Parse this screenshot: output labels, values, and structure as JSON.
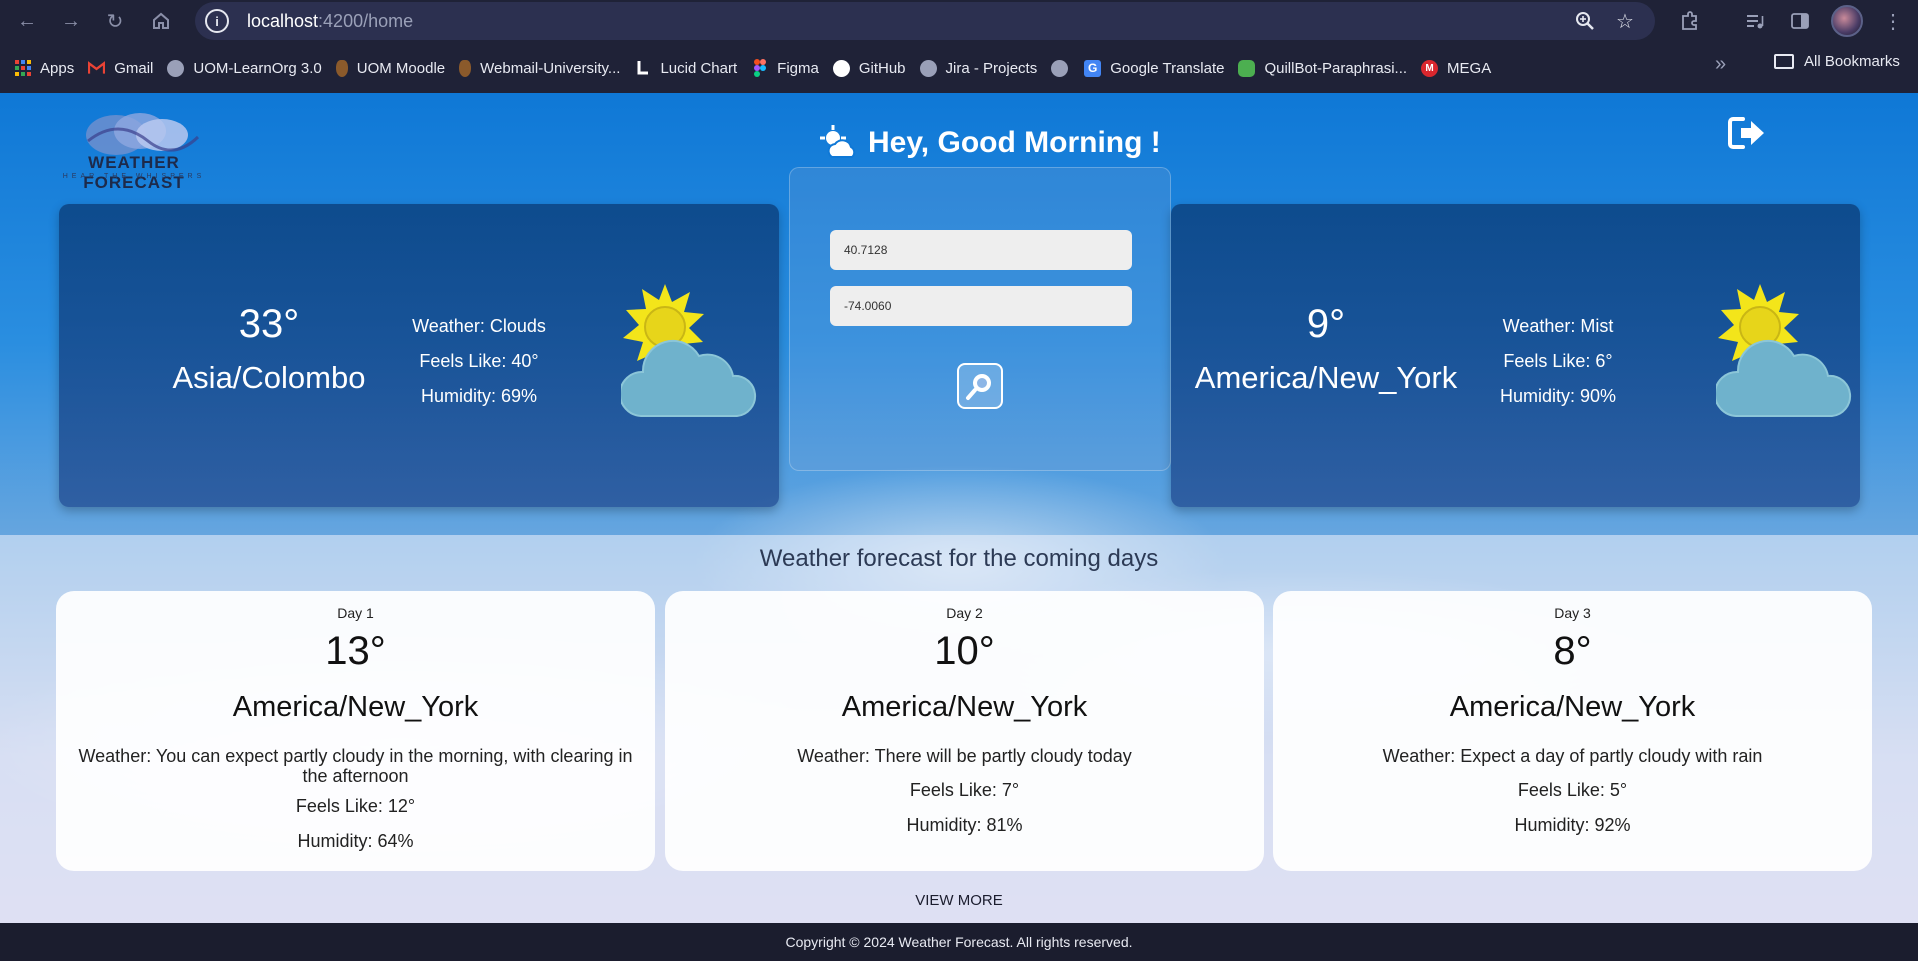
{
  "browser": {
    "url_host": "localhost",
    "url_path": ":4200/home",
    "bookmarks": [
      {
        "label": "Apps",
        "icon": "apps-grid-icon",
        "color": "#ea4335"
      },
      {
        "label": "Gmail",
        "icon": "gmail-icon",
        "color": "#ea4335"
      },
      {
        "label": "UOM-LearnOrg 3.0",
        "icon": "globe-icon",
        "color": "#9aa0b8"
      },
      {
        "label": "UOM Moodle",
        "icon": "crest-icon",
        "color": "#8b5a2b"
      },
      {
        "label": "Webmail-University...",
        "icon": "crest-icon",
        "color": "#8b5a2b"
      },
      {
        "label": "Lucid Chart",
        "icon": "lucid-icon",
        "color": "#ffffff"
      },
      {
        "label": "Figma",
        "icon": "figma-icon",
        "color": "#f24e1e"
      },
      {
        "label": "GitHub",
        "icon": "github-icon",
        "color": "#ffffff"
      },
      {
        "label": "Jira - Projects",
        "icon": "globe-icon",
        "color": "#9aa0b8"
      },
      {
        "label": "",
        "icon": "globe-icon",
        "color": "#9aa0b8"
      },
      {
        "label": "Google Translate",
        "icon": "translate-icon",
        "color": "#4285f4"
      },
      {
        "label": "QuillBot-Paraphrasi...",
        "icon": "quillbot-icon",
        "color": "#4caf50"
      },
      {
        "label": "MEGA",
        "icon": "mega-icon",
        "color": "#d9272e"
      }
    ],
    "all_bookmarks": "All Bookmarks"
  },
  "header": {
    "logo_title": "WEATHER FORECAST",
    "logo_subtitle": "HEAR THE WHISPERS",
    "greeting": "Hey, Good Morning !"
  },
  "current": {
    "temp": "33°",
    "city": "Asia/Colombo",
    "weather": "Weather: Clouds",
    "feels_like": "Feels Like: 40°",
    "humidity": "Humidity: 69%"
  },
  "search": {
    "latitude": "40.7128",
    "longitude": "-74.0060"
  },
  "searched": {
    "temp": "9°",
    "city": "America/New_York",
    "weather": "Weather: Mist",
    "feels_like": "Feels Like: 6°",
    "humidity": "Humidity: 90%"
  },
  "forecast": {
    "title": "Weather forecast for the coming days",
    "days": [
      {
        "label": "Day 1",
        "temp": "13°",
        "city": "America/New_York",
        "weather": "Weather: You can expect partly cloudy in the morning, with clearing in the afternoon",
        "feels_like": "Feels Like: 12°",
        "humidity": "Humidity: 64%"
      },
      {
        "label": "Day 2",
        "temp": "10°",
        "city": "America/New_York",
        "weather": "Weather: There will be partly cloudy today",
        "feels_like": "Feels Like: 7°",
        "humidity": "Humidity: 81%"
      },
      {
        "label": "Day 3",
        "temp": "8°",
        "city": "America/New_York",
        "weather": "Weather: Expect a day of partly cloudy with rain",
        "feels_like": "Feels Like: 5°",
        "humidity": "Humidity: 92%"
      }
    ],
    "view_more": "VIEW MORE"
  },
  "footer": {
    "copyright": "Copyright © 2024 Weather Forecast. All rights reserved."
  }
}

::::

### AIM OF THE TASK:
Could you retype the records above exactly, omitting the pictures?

### RESPONSE BOX:
Parse this screenshot: output labels, values, and structure as JSON.
{
  "browser": {
    "url_host": "localhost",
    "url_path": ":4200/home",
    "bookmarks": [
      {
        "label": "Apps",
        "icon": "apps-grid-icon",
        "color": "#ea4335"
      },
      {
        "label": "Gmail",
        "icon": "gmail-icon",
        "color": "#ea4335"
      },
      {
        "label": "UOM-LearnOrg 3.0",
        "icon": "globe-icon",
        "color": "#9aa0b8"
      },
      {
        "label": "UOM Moodle",
        "icon": "crest-icon",
        "color": "#8b5a2b"
      },
      {
        "label": "Webmail-University...",
        "icon": "crest-icon",
        "color": "#8b5a2b"
      },
      {
        "label": "Lucid Chart",
        "icon": "lucid-icon",
        "color": "#ffffff"
      },
      {
        "label": "Figma",
        "icon": "figma-icon",
        "color": "#f24e1e"
      },
      {
        "label": "GitHub",
        "icon": "github-icon",
        "color": "#ffffff"
      },
      {
        "label": "Jira - Projects",
        "icon": "globe-icon",
        "color": "#9aa0b8"
      },
      {
        "label": "",
        "icon": "globe-icon",
        "color": "#9aa0b8"
      },
      {
        "label": "Google Translate",
        "icon": "translate-icon",
        "color": "#4285f4"
      },
      {
        "label": "QuillBot-Paraphrasi...",
        "icon": "quillbot-icon",
        "color": "#4caf50"
      },
      {
        "label": "MEGA",
        "icon": "mega-icon",
        "color": "#d9272e"
      }
    ],
    "all_bookmarks": "All Bookmarks"
  },
  "header": {
    "logo_title": "WEATHER FORECAST",
    "logo_subtitle": "HEAR THE WHISPERS",
    "greeting": "Hey, Good Morning !"
  },
  "current": {
    "temp": "33°",
    "city": "Asia/Colombo",
    "weather": "Weather: Clouds",
    "feels_like": "Feels Like: 40°",
    "humidity": "Humidity: 69%"
  },
  "search": {
    "latitude": "40.7128",
    "longitude": "-74.0060"
  },
  "searched": {
    "temp": "9°",
    "city": "America/New_York",
    "weather": "Weather: Mist",
    "feels_like": "Feels Like: 6°",
    "humidity": "Humidity: 90%"
  },
  "forecast": {
    "title": "Weather forecast for the coming days",
    "days": [
      {
        "label": "Day 1",
        "temp": "13°",
        "city": "America/New_York",
        "weather": "Weather: You can expect partly cloudy in the morning, with clearing in the afternoon",
        "feels_like": "Feels Like: 12°",
        "humidity": "Humidity: 64%"
      },
      {
        "label": "Day 2",
        "temp": "10°",
        "city": "America/New_York",
        "weather": "Weather: There will be partly cloudy today",
        "feels_like": "Feels Like: 7°",
        "humidity": "Humidity: 81%"
      },
      {
        "label": "Day 3",
        "temp": "8°",
        "city": "America/New_York",
        "weather": "Weather: Expect a day of partly cloudy with rain",
        "feels_like": "Feels Like: 5°",
        "humidity": "Humidity: 92%"
      }
    ],
    "view_more": "VIEW MORE"
  },
  "footer": {
    "copyright": "Copyright © 2024 Weather Forecast. All rights reserved."
  }
}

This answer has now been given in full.